If Singapore had so much multi-cultural food diversities, Thailand, or at least Phuket, has it’s own version too. Only that we chose to devour only seafood. FRESH seafood, at that. And did I say they were cheap? I know, I know, cheap is relative. But seafood is never cheap! Certainly not in the US and certainly not as fresh as you want them to be.
It was a quick weekend getaway to this island known worldwide for its beaches and nightlife and sadly, the 2004 tsunami. But life always finds a way and today, Phuket is back on it’s feet and partying once again.
On our first night, the owner of the condo that we were renting recommended to us a little thai restaurant with cheap good food. It does not have a name but it is within walking distance and that we can find it where there is a red chair in between two palm trees. Government taxes restaurant owners for every signage they put up so to bring down food costs, this one does not have a signage. So off we went in search of two palm trees and a red chair. Minutes later, we were already in the vicinity but nowhere can we find that red chair. Palm trees yes, but no chair. Starving tourists that we were, we just went ahead and randomly picked a restaurant with lots of people dining and a live band playing.
After that first tom yum soup that I had that night, from then on, I never let a meal pass by without ordering it. Don’t get me wrong, the tom yum that I normally order in our local Thai restaurant is also good but this one had a creamier taste to it.
Lunch the next day (I don’t remember eating breakfast, we must have slept through it) was at their local wet market as recommended. It was a looong walk to find it. We walked past dozens of eateries, food stands, modern looking restaurants until we finally get to this two story box-like building.
Lunch to say the least was a pretty complicated one this time around. We had to buy food on the first floor and then go to the second floor to have our food cooked. The language barrier was a hindrance but did not deter us from trying to get our food cooked the way we wanted it. And of course, we wanted FRESH seafood!
We had plenty to chose from…
After so much confusion as to what to buy, we ended up getting those huge shrimp and a huge snapper fish.

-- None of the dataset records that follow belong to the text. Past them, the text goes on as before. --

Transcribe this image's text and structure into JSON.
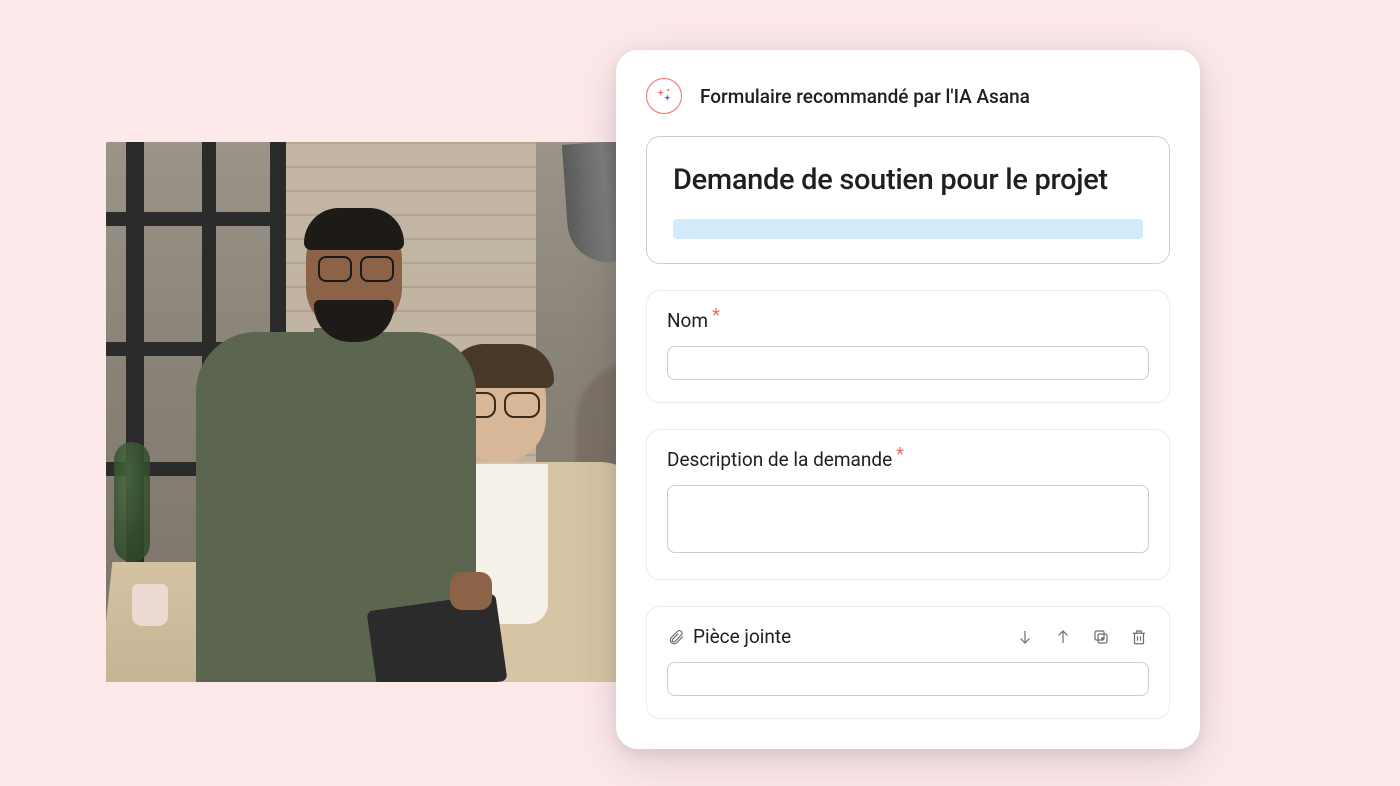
{
  "header": {
    "title": "Formulaire recommandé par l'IA Asana"
  },
  "form": {
    "title": "Demande de soutien pour le projet",
    "fields": {
      "name": {
        "label": "Nom",
        "required": true,
        "value": ""
      },
      "description": {
        "label": "Description de la demande",
        "required": true,
        "value": ""
      },
      "attachment": {
        "label": "Pièce jointe",
        "value": ""
      }
    }
  },
  "icons": {
    "ai_sparkle": "ai-sparkle-icon",
    "paperclip": "paperclip-icon",
    "move_down": "arrow-down-icon",
    "move_up": "arrow-up-icon",
    "duplicate": "duplicate-icon",
    "delete": "trash-icon"
  }
}
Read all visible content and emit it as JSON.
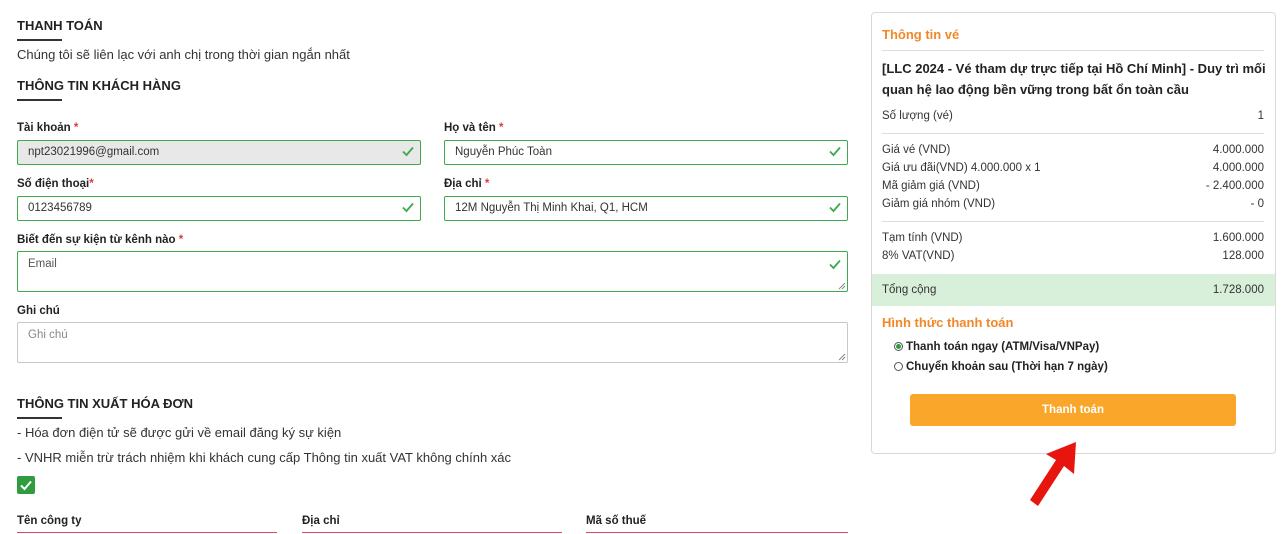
{
  "checkout": {
    "title": "THANH TOÁN",
    "subtitle": "Chúng tôi sẽ liên lạc với anh chị trong thời gian ngắn nhất"
  },
  "customer": {
    "title": "THÔNG TIN KHÁCH HÀNG",
    "account_label": "Tài khoản",
    "account_value": "npt23021996@gmail.com",
    "name_label": "Họ và tên",
    "name_value": "Nguyễn Phúc Toàn",
    "phone_label": "Số điện thoại",
    "phone_value": "0123456789",
    "address_label": "Địa chỉ",
    "address_value": "12M Nguyễn Thị Minh Khai, Q1, HCM",
    "channel_label": "Biết đến sự kiện từ kênh nào",
    "channel_value": "Email",
    "note_label": "Ghi chú",
    "note_placeholder": "Ghi chú",
    "required_mark": "*"
  },
  "invoice": {
    "title": "THÔNG TIN XUẤT HÓA ĐƠN",
    "line1": "- Hóa đơn điện tử sẽ được gửi về email đăng ký sự kiện",
    "line2": "- VNHR miễn trừ trách nhiệm khi khách cung cấp Thông tin xuất VAT không chính xác",
    "checkbox_checked": true,
    "company_label": "Tên công ty",
    "address_label": "Địa chỉ",
    "tax_label": "Mã số thuế"
  },
  "ticket": {
    "title": "Thông tin vé",
    "event_name": "[LLC 2024 - Vé tham dự trực tiếp tại Hồ Chí Minh] - Duy trì mối quan hệ lao động bền vững trong bất ổn toàn cầu",
    "qty_label": "Số lượng (vé)",
    "qty_value": "1",
    "price_label": "Giá vé (VND)",
    "price_value": "4.000.000",
    "promo_label": "Giá ưu đãi(VND) 4.000.000 x 1",
    "promo_value": "4.000.000",
    "discount_label": "Mã giảm giá (VND)",
    "discount_value": "- 2.400.000",
    "group_label": "Giảm giá nhóm (VND)",
    "group_value": "- 0",
    "subtotal_label": "Tạm tính (VND)",
    "subtotal_value": "1.600.000",
    "vat_label": "8% VAT(VND)",
    "vat_value": "128.000",
    "total_label": "Tổng cộng",
    "total_value": "1.728.000"
  },
  "payment": {
    "title": "Hình thức thanh toán",
    "option1": "Thanh toán ngay (ATM/Visa/VNPay)",
    "option2": "Chuyển khoản sau (Thời hạn 7 ngày)",
    "selected": "option1",
    "button": "Thanh toán"
  },
  "colors": {
    "accent_orange": "#f0882a",
    "button_orange": "#f9a62a",
    "valid_green": "#3daa4b",
    "total_band": "#d8efd9",
    "arrow_red": "#e8150f"
  }
}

If only we can eat them all! Our cooked meal looked like this…
Thai food is not just flavorful and spicy, it is also very colorful. Look at all the veggies and spices they used! A feast for the senses indeed.
After a long hot day of going around Phuket for our city tour, we were ready for dinner. We were so famished that I forgot to take photos of our very interesting steak dish, tom yum (always a part of my meal) and the pesto pasta. I only have my pad thai here, which I really wasn’t happy about. Let’s just say it tasted different.
For our very last night in Phuket, we decided to splurge on dinner (more like trying to dispose of our remaining baht) and had two lobsters! They were each cooked in different ways and they were oh-so-good! I have never eaten lobster, ever in my entire life, that was prepared this way. Mmmmm…mmmm…. mouth drool!
We also had fish and fresh coconut for drinks.
It was truly a feast to remember.
But we couldn’t leave Phuket without trying the ever popular crepe food stands. Sooo good!
On our flight back to Singapore, we were at the airport early so we had lunch at a “local” Irish sports bar/resto. Lo and behold, Thai food!
As I bid farewell to Phuket, memories of food and adventure with my brother and his wife are forever cherished. Full hearts and tummies are always a good thing.
We never did find that restaurant with the two palm trees and the red chair!